A Government fuel subsidy – introduced in March 2022 after a global energy crisis spiked petrol prices – ended on July 1, adding around 29 cents to the price per litre of petrol.
Inflation is sitting at 6.7 per cent for the year to March.
As a stay-at-home mum, Pita does all the school runs, the cooking and cleaning, and makes sure her children and the nieces and nephews are well looked after and loved.
Doing it all on a very limited income had been stressful, and Pita said the stress also caused mental health issues and excruciating headaches. She had counselling but says it didn’t sit right with her culture and beliefs.
Pita then sought help from the Pacific Island Community Trust Tauranga.
The trust is a health and social service that aims to give primarily Pasifika families practical support in a way that does fit with their cultures and beliefs.
It has 18 staff, offering a mobile nursing service, outpatient advocacy, help with emergency housing and a range of other support, all using Pasifika models of care.
Since December, Pita’s been part of the Whānau Ora programme the trust offers, which means the income from her husband’s full-time job goes straight to the programme and a budget adviser uses it to pay costs such as rent and bills.
Pita receives $501 through Working for Families and uses that money for food and other everyday items.
Their limited income and rising costs mean the family have ended up in debt.
“We can’t afford the children’s clothes and emergency essential needs when they need it in an instant so I have to then turn to layby and Afterpay, adding more financial strain.”
But Pita says now she’s working with a budget adviser, and that situation is changing.
The Whānau Ora programme offers help and advice with things including budgeting, home ownership and money management.
The Pacific Island Community Trust says offering the programme has drawn more struggling families to their office.
Trust spokeswoman Beryl Razak uses the phrase “working-hard poor” to describe the families who put in a lot of effort but are still in need of help.
She says the trust team keep track of the issues people are facing.
“Five families will visit us [each day] for food, unpaid rent, car repairs, and power bills … all these are due to cost of living.”
Razak says they used to provide $200 food vouchers, but that’s just not enough anymore, so they now distribute $400 food vouchers.
She says there are not enough resources in Tauranga for Pasifika families.

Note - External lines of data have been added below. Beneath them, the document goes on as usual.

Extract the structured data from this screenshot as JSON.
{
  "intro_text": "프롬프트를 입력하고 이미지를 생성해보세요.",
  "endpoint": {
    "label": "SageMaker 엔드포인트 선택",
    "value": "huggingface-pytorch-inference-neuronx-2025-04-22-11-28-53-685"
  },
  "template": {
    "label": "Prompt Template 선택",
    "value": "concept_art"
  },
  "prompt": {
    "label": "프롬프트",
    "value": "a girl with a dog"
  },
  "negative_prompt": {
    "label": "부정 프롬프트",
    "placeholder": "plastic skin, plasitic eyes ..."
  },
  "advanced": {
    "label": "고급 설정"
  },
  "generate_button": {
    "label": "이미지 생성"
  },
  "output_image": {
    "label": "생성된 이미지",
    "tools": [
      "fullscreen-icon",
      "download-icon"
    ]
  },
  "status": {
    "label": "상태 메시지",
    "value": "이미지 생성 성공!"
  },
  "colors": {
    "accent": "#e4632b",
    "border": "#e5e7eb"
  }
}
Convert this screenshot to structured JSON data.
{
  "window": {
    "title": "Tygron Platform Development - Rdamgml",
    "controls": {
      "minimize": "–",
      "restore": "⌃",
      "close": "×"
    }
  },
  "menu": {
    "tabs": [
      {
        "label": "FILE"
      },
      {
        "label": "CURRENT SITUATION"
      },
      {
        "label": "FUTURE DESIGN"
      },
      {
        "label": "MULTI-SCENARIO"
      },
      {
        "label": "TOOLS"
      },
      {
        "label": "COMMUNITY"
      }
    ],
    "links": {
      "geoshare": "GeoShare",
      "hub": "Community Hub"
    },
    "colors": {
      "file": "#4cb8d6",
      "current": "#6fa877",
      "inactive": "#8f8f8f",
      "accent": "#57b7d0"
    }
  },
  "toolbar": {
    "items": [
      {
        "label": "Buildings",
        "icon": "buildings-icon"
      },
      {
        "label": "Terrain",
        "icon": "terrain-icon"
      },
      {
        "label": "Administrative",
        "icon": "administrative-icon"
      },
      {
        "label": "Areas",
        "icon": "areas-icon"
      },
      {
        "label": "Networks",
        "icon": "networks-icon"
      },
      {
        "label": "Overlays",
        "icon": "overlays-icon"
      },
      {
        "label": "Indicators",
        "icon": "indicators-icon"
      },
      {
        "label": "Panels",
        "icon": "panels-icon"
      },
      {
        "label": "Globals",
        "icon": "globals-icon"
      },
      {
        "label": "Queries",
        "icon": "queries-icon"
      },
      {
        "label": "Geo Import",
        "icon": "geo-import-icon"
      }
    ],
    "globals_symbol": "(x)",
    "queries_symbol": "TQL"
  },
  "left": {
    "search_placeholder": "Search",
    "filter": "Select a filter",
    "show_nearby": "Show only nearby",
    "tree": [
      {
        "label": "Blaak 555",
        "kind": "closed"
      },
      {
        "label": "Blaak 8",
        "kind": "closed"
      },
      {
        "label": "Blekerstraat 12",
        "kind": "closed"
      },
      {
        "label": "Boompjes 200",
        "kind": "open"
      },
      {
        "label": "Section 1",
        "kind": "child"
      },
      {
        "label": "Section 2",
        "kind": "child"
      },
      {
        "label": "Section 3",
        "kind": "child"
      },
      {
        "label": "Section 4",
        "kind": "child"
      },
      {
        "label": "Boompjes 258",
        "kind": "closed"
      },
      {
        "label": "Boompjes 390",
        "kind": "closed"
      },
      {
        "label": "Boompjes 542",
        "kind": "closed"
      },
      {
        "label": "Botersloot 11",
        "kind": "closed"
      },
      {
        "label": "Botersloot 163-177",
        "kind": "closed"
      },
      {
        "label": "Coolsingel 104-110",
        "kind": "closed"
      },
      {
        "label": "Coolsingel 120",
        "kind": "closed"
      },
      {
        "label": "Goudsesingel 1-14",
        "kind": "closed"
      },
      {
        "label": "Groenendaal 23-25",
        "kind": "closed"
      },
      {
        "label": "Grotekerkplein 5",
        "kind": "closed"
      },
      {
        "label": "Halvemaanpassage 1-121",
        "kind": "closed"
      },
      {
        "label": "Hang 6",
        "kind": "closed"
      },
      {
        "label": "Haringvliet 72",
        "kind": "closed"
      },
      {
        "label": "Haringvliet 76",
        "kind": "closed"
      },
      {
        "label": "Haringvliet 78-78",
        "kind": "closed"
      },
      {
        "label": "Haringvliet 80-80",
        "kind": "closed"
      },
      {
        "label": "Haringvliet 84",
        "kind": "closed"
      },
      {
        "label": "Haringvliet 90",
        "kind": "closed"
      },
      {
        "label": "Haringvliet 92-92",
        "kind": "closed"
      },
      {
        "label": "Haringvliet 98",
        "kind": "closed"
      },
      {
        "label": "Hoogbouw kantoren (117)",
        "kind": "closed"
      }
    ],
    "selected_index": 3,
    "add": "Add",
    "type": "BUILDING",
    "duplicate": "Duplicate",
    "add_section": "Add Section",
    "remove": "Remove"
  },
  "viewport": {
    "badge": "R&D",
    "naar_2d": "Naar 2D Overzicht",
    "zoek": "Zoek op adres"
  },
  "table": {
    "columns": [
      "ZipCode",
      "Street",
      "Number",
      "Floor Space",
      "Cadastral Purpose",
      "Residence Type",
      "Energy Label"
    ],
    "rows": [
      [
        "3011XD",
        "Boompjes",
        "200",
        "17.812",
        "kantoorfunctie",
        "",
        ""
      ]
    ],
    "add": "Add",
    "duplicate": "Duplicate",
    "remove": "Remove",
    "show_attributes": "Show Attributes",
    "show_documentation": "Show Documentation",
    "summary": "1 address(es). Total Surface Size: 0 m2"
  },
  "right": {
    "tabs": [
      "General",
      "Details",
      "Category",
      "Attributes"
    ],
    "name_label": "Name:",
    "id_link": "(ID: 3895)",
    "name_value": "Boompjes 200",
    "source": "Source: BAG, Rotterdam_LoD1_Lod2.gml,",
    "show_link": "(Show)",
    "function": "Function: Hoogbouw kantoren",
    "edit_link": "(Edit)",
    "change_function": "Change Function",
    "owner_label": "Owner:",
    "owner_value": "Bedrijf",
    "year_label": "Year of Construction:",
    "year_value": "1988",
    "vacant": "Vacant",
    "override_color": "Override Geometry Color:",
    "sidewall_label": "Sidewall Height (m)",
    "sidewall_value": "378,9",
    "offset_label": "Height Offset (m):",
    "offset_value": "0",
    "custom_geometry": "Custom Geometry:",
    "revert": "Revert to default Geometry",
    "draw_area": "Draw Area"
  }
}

“The funding is not really there to support the data we have, we can only do so much, and we are tired.”
For Pasifika families like that of Pita, the services the trust offers are making a difference.
And Pita says she’s optimistic about the future: “Everything I do, I have to remember my children, they are the reason for everything I do.”
Tauranga City Council figures show people from the Pacific make up 3 per cent of the city’s population.
Hero Image: Manamea Pita says trying to cope with rising living costs caused her stress and excruciating headaches. Photo / Grace Tinetali-Fiavaai